▶ [Your instructions]:
Each line of the data below that contains "JSON" must be copied.

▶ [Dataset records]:

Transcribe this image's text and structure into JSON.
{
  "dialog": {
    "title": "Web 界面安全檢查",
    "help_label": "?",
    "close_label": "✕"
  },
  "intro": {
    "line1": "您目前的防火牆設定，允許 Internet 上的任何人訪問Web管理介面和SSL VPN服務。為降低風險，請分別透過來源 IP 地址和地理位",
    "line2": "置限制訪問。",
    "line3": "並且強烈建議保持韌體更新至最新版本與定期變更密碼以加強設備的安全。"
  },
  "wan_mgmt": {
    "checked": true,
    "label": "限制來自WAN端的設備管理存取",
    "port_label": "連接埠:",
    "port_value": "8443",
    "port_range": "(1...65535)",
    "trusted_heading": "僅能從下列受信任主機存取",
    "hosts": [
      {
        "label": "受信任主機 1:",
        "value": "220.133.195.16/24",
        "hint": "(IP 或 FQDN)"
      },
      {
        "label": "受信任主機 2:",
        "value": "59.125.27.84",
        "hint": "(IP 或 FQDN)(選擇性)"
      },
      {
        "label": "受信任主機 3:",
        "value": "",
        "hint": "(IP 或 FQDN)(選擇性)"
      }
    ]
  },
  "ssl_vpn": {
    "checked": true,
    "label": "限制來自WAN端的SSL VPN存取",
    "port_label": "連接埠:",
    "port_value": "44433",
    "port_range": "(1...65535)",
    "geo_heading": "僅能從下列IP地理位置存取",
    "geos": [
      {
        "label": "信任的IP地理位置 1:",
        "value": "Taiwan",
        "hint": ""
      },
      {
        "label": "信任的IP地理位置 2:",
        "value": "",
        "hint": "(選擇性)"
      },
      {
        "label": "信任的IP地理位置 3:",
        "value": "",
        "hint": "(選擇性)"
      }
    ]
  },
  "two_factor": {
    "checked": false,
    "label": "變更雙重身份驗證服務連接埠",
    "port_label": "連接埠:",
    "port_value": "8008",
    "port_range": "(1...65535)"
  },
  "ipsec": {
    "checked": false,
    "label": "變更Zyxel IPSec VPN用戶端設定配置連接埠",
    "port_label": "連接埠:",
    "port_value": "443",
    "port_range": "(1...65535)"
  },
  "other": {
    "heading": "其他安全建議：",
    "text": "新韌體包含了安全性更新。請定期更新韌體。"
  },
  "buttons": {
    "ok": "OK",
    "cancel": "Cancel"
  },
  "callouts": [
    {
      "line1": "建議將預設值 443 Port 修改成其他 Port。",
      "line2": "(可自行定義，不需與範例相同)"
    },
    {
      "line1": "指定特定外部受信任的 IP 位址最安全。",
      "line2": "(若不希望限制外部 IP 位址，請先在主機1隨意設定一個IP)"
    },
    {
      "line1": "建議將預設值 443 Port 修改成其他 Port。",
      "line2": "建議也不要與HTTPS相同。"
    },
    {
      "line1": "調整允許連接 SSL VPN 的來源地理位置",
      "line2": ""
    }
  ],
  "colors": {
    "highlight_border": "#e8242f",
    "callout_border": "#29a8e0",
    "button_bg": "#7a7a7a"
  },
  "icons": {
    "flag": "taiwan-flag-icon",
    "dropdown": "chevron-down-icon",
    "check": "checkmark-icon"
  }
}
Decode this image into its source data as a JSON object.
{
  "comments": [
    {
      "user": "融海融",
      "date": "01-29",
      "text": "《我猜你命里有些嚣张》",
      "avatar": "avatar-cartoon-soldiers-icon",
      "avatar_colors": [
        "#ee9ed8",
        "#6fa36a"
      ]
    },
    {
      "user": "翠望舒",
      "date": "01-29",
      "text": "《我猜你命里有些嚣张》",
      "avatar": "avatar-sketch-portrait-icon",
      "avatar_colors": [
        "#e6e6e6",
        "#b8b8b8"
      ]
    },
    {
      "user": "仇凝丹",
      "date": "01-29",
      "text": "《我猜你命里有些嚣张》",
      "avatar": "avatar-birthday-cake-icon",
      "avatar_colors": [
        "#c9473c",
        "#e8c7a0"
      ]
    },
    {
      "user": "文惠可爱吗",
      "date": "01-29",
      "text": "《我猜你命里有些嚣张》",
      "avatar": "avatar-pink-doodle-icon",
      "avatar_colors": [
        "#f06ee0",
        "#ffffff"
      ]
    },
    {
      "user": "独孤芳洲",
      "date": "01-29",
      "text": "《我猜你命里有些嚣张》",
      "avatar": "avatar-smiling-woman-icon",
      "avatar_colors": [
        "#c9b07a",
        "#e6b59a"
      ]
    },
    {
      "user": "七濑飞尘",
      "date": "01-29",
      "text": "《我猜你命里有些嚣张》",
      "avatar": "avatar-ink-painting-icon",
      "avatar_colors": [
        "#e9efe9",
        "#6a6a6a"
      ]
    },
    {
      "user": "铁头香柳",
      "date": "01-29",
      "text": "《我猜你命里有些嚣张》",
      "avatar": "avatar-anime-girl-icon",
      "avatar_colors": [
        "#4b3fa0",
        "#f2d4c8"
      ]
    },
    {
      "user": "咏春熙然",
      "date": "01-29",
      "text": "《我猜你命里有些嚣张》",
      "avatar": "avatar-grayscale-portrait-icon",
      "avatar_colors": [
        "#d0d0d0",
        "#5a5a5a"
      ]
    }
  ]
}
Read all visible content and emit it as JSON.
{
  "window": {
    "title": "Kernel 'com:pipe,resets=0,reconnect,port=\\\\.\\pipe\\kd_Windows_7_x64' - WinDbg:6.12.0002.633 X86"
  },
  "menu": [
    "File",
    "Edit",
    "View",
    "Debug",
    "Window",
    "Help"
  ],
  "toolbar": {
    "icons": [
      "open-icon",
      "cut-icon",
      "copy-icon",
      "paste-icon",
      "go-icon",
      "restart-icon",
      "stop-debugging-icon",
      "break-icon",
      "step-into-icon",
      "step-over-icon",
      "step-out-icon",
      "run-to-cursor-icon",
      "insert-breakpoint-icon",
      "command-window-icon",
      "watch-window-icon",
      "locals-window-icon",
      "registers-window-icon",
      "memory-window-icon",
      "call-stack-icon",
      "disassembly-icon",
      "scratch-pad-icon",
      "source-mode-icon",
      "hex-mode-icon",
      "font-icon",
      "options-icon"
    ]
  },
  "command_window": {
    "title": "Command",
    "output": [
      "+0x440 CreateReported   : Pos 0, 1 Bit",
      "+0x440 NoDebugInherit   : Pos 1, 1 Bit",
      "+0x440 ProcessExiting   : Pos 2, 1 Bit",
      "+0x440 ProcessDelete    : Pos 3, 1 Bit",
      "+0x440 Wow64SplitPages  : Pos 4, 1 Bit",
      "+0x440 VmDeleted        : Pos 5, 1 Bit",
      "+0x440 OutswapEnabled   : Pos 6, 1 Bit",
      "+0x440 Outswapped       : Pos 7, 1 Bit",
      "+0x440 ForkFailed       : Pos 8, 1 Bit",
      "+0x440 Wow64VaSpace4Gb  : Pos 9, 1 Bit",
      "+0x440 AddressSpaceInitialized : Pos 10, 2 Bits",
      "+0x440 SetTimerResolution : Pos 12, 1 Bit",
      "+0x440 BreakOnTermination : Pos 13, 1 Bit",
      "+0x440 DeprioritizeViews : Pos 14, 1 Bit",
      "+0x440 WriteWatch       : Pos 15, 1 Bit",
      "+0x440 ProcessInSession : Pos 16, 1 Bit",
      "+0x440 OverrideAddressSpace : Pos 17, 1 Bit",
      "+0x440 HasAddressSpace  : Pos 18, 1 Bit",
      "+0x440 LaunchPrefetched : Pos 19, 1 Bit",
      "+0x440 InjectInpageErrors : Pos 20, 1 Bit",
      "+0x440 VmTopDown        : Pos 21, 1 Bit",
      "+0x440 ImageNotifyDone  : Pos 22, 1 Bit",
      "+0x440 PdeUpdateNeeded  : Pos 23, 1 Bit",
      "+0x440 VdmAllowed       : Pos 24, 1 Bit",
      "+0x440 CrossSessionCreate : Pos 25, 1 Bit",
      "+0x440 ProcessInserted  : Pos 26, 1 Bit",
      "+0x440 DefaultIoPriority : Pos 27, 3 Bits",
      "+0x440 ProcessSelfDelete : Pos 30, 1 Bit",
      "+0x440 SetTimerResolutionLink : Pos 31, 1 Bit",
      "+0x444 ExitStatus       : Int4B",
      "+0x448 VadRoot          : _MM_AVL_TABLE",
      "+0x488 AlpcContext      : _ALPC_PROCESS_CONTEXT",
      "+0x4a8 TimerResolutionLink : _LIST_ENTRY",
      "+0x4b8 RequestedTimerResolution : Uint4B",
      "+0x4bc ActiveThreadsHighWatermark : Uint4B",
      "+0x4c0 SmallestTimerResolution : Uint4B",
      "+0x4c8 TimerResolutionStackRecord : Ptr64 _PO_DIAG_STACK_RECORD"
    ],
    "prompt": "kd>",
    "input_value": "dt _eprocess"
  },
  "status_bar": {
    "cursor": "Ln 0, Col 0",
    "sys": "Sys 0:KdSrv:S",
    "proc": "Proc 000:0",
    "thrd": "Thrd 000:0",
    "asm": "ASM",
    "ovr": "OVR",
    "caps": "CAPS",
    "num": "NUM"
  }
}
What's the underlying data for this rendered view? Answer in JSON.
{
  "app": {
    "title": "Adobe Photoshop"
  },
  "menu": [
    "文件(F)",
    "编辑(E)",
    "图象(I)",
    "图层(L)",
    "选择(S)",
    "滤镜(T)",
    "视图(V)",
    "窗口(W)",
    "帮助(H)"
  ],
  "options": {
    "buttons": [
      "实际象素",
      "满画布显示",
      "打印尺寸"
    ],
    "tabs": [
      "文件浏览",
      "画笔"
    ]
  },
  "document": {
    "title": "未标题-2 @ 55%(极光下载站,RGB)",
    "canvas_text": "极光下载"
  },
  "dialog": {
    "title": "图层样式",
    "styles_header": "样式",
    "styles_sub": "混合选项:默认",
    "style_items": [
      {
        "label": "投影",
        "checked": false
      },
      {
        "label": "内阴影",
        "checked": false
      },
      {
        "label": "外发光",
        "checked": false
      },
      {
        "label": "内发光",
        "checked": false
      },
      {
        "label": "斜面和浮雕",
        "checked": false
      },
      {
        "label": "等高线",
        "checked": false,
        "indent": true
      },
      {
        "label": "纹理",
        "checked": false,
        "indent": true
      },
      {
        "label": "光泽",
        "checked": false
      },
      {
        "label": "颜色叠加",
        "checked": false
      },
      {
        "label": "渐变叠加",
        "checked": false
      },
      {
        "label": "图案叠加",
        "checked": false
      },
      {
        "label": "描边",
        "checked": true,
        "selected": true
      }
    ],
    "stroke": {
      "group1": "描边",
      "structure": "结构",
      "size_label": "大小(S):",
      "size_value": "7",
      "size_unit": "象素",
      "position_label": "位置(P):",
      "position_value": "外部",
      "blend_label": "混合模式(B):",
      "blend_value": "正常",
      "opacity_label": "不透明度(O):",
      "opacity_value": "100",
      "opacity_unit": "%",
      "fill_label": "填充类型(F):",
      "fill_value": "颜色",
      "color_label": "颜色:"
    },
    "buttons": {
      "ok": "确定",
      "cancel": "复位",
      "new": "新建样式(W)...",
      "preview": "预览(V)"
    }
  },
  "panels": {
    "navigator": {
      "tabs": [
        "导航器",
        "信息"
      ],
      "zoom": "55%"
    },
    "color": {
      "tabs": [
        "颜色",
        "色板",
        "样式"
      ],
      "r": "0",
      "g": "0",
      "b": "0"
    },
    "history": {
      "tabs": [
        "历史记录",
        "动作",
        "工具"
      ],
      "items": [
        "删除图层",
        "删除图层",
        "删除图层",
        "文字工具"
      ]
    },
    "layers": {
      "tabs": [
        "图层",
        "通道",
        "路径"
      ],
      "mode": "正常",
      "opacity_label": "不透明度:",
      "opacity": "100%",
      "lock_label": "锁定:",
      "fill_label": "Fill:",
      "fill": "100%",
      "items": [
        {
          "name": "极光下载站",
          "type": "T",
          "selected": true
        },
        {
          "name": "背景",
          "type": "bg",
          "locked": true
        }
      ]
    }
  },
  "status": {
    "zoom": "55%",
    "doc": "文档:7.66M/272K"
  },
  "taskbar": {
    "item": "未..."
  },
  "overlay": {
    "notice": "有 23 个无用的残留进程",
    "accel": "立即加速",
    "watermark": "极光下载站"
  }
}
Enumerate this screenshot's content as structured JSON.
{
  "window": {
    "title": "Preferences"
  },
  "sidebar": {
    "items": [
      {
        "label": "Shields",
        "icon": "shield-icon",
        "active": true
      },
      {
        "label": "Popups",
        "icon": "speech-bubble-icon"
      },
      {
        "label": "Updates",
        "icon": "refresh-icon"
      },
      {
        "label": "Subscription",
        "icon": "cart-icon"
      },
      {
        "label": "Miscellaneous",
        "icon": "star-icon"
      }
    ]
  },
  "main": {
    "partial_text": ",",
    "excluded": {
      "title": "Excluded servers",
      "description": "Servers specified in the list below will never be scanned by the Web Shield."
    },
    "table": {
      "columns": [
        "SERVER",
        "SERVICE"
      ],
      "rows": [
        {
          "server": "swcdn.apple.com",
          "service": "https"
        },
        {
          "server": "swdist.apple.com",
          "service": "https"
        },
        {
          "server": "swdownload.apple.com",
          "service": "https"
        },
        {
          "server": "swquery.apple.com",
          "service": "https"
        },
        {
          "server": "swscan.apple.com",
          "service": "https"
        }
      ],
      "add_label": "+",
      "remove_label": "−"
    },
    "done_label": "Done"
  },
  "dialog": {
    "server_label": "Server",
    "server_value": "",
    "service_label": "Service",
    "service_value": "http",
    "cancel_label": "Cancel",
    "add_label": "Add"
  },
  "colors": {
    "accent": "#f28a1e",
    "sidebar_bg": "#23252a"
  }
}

▶ [Written response]:
Transcribe this image's text and structure into JSON.
Decode this image into its source data as a JSON object.
Read all visible content and emit it as JSON.
What's the underlying data for this rendered view? Answer in JSON.
Enumerate this screenshot's content as structured JSON.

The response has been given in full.